Aiming to teach the ways different people, locations, activities, foods, and beverages affect a body, it allows connections to be discovered, trends to be watched, and changes to be caught on early and tracked. Starting at $200, the gadget uses a 32-bit RTOS Micrium platform, NASA’s choice for gathering their own data, proving that its powerful internal system is what worth paying for. The gadget is still in its primary stages, so keep a lookout for it!
We are rounding up the list of healthcare gadgets with a smoking-hot gadget, the Kosmo, an e-cigarette that takes quitting to a smart level. It is a revolutionary new smart e-cigarette (or vaporizer) that allows users to track and control how often they smoke via their smartphones. It is one of the first e-cigarettes designed for the connected, social web, and it gathers all the data users having been smoking up in a neat mobile app. It works by informing users visually when they have smoked too much (orange light for regular consumption, and cherry light for excessive consumption), and provides the hard data and an elegant system that can make controlling an urge a source of enjoyment. Users can set goals to reduce their intake, lay off physical cigarettes, and get real-time updates on their smoking habits.

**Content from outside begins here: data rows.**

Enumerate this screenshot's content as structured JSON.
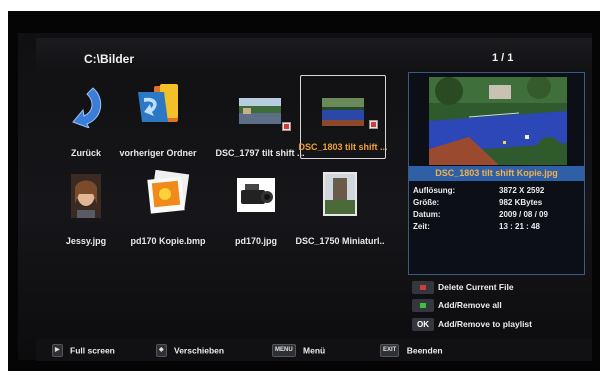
{
  "header": {
    "path": "C:\\Bilder",
    "page": "1 / 1"
  },
  "tiles": [
    {
      "label": "Zurück",
      "icon": "back-arrow-icon"
    },
    {
      "label": "vorheriger Ordner",
      "icon": "folder-up-icon"
    },
    {
      "label": "DSC_1797 tilt shift ...",
      "icon": "photo-thumbnail"
    },
    {
      "label": "DSC_1803 tilt shift ...",
      "icon": "photo-thumbnail"
    },
    {
      "label": "Jessy.jpg",
      "icon": "photo-thumbnail"
    },
    {
      "label": "pd170 Kopie.bmp",
      "icon": "photo-thumbnail"
    },
    {
      "label": "pd170.jpg",
      "icon": "photo-thumbnail"
    },
    {
      "label": "DSC_1750 Miniaturl..",
      "icon": "photo-thumbnail"
    }
  ],
  "selected_index": 3,
  "preview": {
    "filename": "DSC_1803 tilt shift Kopie.jpg",
    "info": [
      {
        "key": "Auflösung:",
        "value": "3872 X 2592"
      },
      {
        "key": "Größe:",
        "value": "982 KBytes"
      },
      {
        "key": "Datum:",
        "value": "2009 / 08 / 09"
      },
      {
        "key": "Zeit:",
        "value": "13 : 21 : 48"
      }
    ]
  },
  "legend": [
    {
      "key": "",
      "color": "#d43a3a",
      "label": "Delete Current File"
    },
    {
      "key": "",
      "color": "#3fbf3f",
      "label": "Add/Remove all"
    },
    {
      "key": "OK",
      "color": "",
      "label": "Add/Remove to playlist"
    }
  ],
  "hints": [
    {
      "key": "▶",
      "label": "Full screen"
    },
    {
      "key": "◆",
      "label": "Verschieben"
    },
    {
      "key": "MENU",
      "label": "Menü"
    },
    {
      "key": "EXIT",
      "label": "Beenden"
    }
  ],
  "colors": {
    "accent": "#2f5fa6",
    "selected_text": "#f0a13a",
    "background": "#111114"
  }
}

The e-cigarette also allows users to connect with friends on the official app to compare consumption rates, and issue challenges to create motivation for healthy behavior. Going for $59 on their Indiegogo page, this is truly a gadget embodying healthcare, motivation and concrete intelligence to hit their exhaling audience hard.
Connecting to healthcare is getting increasingly accessible these days, and we hope that we’ve drawn a nice path to led the way forward. With connected objects constantly building the bridge between data and humans, we can now take control of our individual concerns and empower them with live information!